Referring to the drawings, the tongue holding device of this invention is shown generally as 10 in FIGS. 1 and 2. The specific device comprises a tongue receiving vacuum chamber 12 for holding the tongue forward and increasing the breathing passage 14. It is sized to be universally adaptable to most tongue sizes by means of the flexibility of the elastomer material which is sufficient to maintain the vacuum seal with the aid of internal sealing ridges, thus avoiding the need for special fitting by a dentist. It protrudes forward of the lips outside of the mouth and extends rearwardly to near the rear of the dental arches. FIG. 1 depicts the usual anatomical structure of the mouth of a user of the invention. The mouth includes the upper jaw 16, the lower jaw 18, the tongue 20, and the soft palate or musculus uvulae 22 hanging downwardly approximate the base of the tongue, the posterior pharyngeal wall 24, and the upper and lower dental arches comprising upper and lower teeth 26 and 28. The protruding ridges 30 and 32 comprise the restraining device for the tongue pulling force, reacting against either of the dental arches. They are placed only on one side so as to allow free movement of the other jaw or dental arch, thus not interfering with the natural bite position. As the tongue tends to fall rearward during sleep, a vacuum is created in the vacuum chamber, being sealed, thus maintaining the relative position of the body of the device to the tongue. This tendency is resisted by the dental arch engaged in the outer restraining ridges. The device thickness 34 provides the resistance to full jaw closure. The two through holes 36 and 38 allow airflow through the mouth during normal use and especially when the nasal passage is clogged with mucus in times of a cold or flu or swelled by allergy reactions.

FIG. 2 shows more defined views of the tongue pulling force restraining ridges 30 and 32, and of the internal sealing ridges 44 and 46 of the tongue holding vacuum chamber. In addition to the elastomer material flexibility helping provide the seal around the tongue, any slight biting pressure from the dental arches also aids in maintaining the vacuum seal, utilizing the pliability of the tongue.

The device, successfully tested by me, is specifically molded from elastomer materials that are medically approved.

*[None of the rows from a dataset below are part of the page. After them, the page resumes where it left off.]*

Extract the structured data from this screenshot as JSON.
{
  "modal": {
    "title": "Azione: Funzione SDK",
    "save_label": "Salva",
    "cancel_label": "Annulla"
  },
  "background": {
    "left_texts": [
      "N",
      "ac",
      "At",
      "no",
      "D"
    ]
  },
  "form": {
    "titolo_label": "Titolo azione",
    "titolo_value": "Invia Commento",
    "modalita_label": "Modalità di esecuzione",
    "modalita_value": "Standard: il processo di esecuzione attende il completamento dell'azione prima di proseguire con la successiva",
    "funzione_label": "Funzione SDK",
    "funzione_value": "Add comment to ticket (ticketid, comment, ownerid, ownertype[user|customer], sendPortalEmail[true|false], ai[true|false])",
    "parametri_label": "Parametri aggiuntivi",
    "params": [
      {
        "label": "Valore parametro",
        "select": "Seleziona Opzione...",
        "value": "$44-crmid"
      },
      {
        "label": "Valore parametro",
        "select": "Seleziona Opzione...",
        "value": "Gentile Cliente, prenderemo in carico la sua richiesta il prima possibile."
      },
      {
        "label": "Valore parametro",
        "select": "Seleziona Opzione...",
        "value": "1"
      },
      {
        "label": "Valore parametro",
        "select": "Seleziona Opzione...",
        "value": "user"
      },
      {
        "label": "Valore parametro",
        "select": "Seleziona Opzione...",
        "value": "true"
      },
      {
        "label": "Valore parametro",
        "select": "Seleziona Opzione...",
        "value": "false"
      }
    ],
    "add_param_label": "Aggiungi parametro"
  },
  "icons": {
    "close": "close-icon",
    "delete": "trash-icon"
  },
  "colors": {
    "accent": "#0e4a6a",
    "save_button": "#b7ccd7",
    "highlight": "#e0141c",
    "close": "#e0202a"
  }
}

The device 10 is positioned in the mouth of the user such that the outer ridges 30 and 32 engage either of the dental arches. The user then extends his tongue into the vacuum chamber 12 displacing the air within. A seal is thus formed around the tongue 20 and the internal vacuum chamber sealing edges 44 and 46. Later, as the user falls asleep the tongue relaxes and tries to withdraw from the vacuum chamber. As it does so it creates a vacuum sufficient to resist the rearward pull of the tongue, thus holding the tongue forward and allowing a significantly increased air passage through the pharyngeal area, whether incoming from the nasal passage 48 or the oral passage through the openings 36 and 38. The pull of the tongue is resisted by the vacuum, sealed by the inner ridges to the body, and thence by the outer ridges 30 and 32 reacting against the dental arch engaged. By maintaining the tongue in the forward position, and providing air passageway through the mouth, the air passageway openings are increased thus allowing freeflow and low air pressure breathing. Consequently the effects of sleep apnea are minimized and snoring is also reduced.

While a particular form of my invention has been disclosed and described, it will be understood that the invention may be utilized in other forms and for other purposes, so that the purpose of the appended claims is to cover all such forms of devices not disclosed but which embody the invention disclosed herein.